WHAT YOU NEED TO DO: Whenever the word "JSON" appears in a line of the data below, copy that line.

(DATA LISTING)

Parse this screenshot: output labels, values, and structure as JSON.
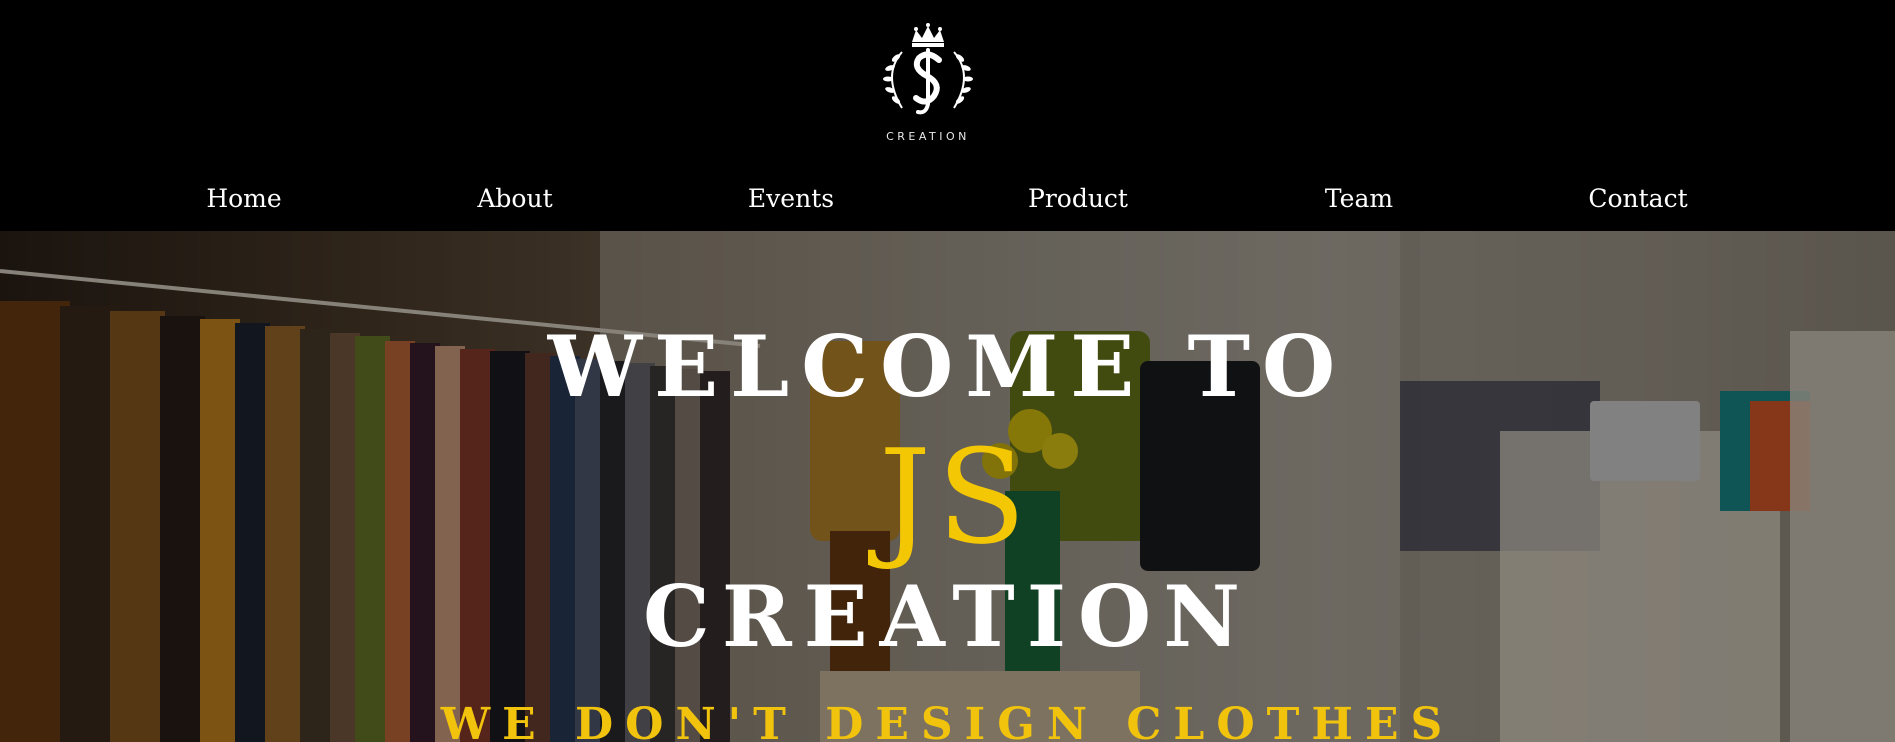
{
  "brand": {
    "logo_caption": "CREATION",
    "logo_letters": "JS"
  },
  "nav": {
    "items": [
      {
        "label": "Home"
      },
      {
        "label": "About"
      },
      {
        "label": "Events"
      },
      {
        "label": "Product"
      },
      {
        "label": "Team"
      },
      {
        "label": "Contact"
      }
    ]
  },
  "hero": {
    "line1": "WELCOME TO",
    "line2": "JS",
    "line3": "CREATION",
    "tagline": "WE DON'T DESIGN CLOTHES"
  },
  "colors": {
    "background": "#000000",
    "text": "#ffffff",
    "accent": "#f4c705"
  }
}
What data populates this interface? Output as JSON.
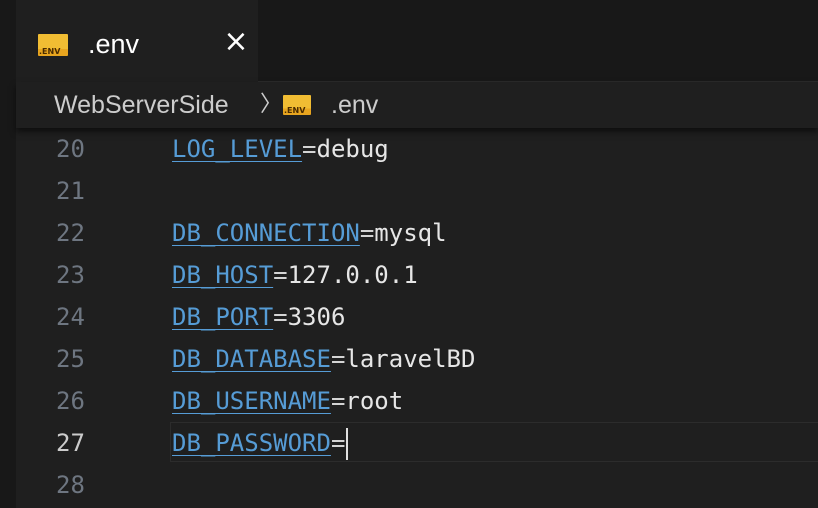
{
  "tab": {
    "icon_text": ".ENV",
    "label": ".env",
    "close_glyph": "×"
  },
  "breadcrumb": {
    "folder": "WebServerSide",
    "separator": "〉",
    "icon_text": ".ENV",
    "file": ".env"
  },
  "editor": {
    "active_line": 27,
    "lines": [
      {
        "num": "20",
        "key": "LOG_LEVEL",
        "eq": "=",
        "value": "debug"
      },
      {
        "num": "21",
        "key": "",
        "eq": "",
        "value": ""
      },
      {
        "num": "22",
        "key": "DB_CONNECTION",
        "eq": "=",
        "value": "mysql"
      },
      {
        "num": "23",
        "key": "DB_HOST",
        "eq": "=",
        "value": "127.0.0.1"
      },
      {
        "num": "24",
        "key": "DB_PORT",
        "eq": "=",
        "value": "3306"
      },
      {
        "num": "25",
        "key": "DB_DATABASE",
        "eq": "=",
        "value": "laravelBD"
      },
      {
        "num": "26",
        "key": "DB_USERNAME",
        "eq": "=",
        "value": "root"
      },
      {
        "num": "27",
        "key": "DB_PASSWORD",
        "eq": "=",
        "value": ""
      },
      {
        "num": "28",
        "key": "",
        "eq": "",
        "value": ""
      }
    ]
  },
  "colors": {
    "editor_bg": "#1f1f1f",
    "tabbar_bg": "#181818",
    "env_key": "#569cd6",
    "env_icon": "#f1bd33",
    "line_number": "#6e7681",
    "active_line_number": "#cccccc"
  }
}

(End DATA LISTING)

REPLY TO THE EXERCISE:
Parse this screenshot: output labels, values, and structure as JSON.
What data populates this interface? Output as JSON.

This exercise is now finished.